One fact to remember is that the program is voluntary, however, if enough growers opt to utilize the program, this could make it difficult for other growers to opt out, and still sell their pecans at a fair market price. 


Another concern I have heard from growers is “what’s the benefit for me”. Some growers I have spoken with see this as beneficial for shellers and retailers to have available another marketing tool, but see this as only more paper work with possibly no benefit to them. Another grower mentioned the pecan imports and how this would affect imported pecans, as shellers and brokers import ever more pecans from Mexico and South Africa, how would these pecans be effected and would they be subject to the same standards at any point. I would think that imports would not be effected as this is a voluntary program currently. 


I can not speak to the amount of time required for compliance as the program is new and I have had very little time to see what will actually be required of our farm to utilize the program and be in compliance. 


The program does look well constructed and addresses major factors in the changing food industry. I have no doubt the program is well thought out, as Mr. Ott is quite experienced in the food safety and planning arena, having been working in food safety consulting with his own firm since 2007 with Ott & Davison Consulting LLC. 



After I have had time to look through the program and address the cost associated with designing a plan for our farm I will be able to better convey how this program might work for a farm of our size. 

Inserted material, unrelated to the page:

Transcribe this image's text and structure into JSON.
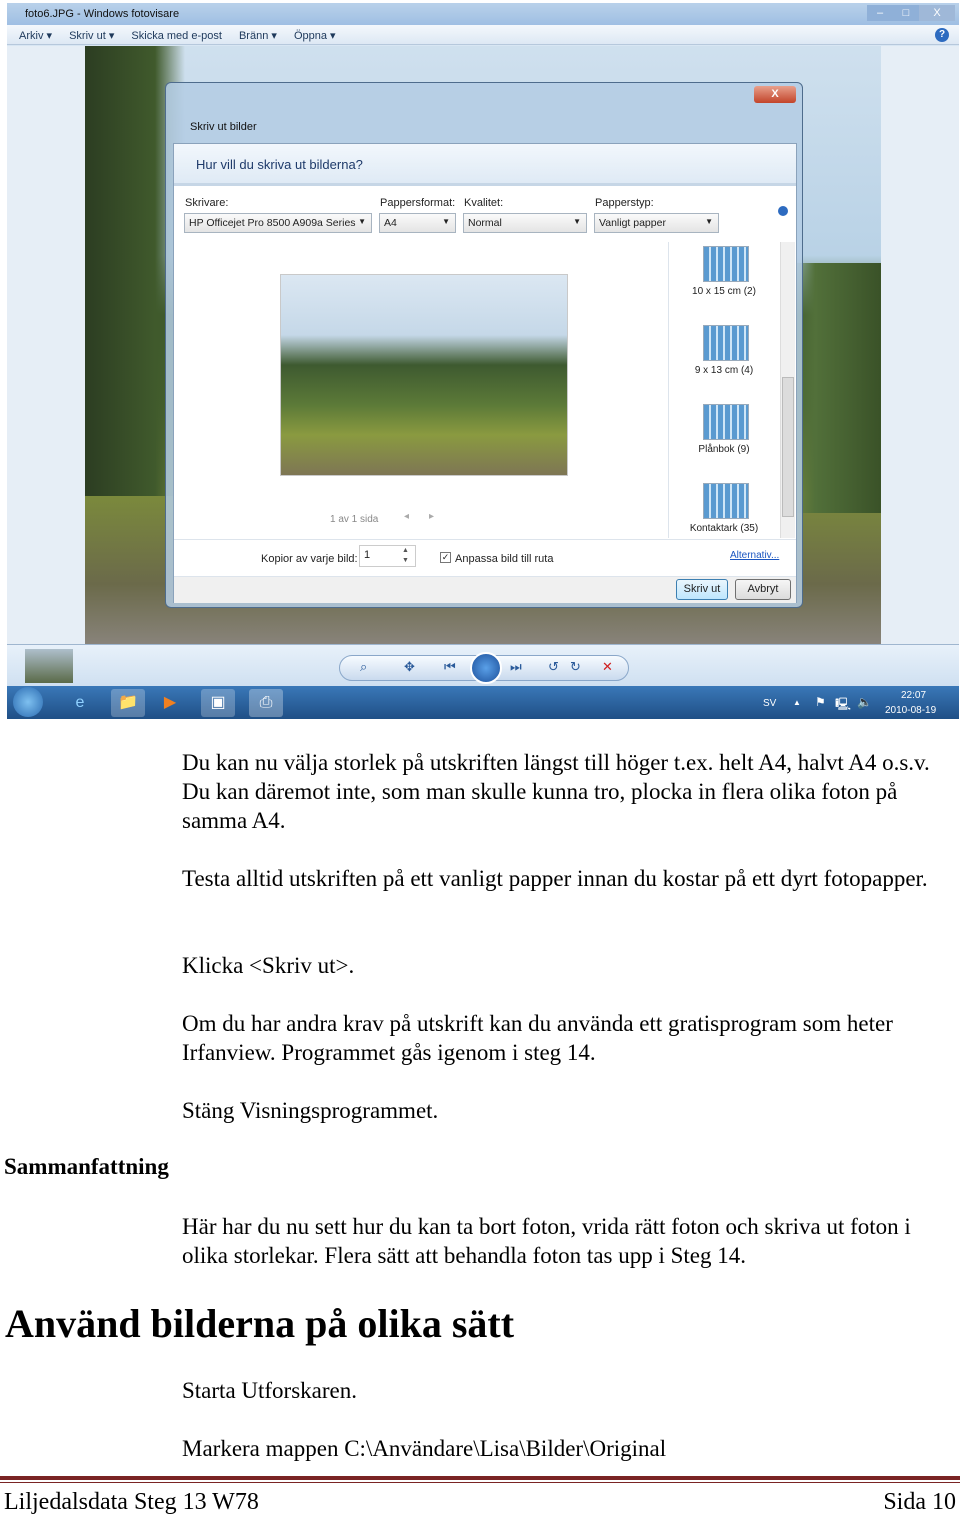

For now be sure to keep an eye out for the APC tour and be sure to attend and ask questions about the new Voluntary Quality Assurance Program for the American Pecan Industry.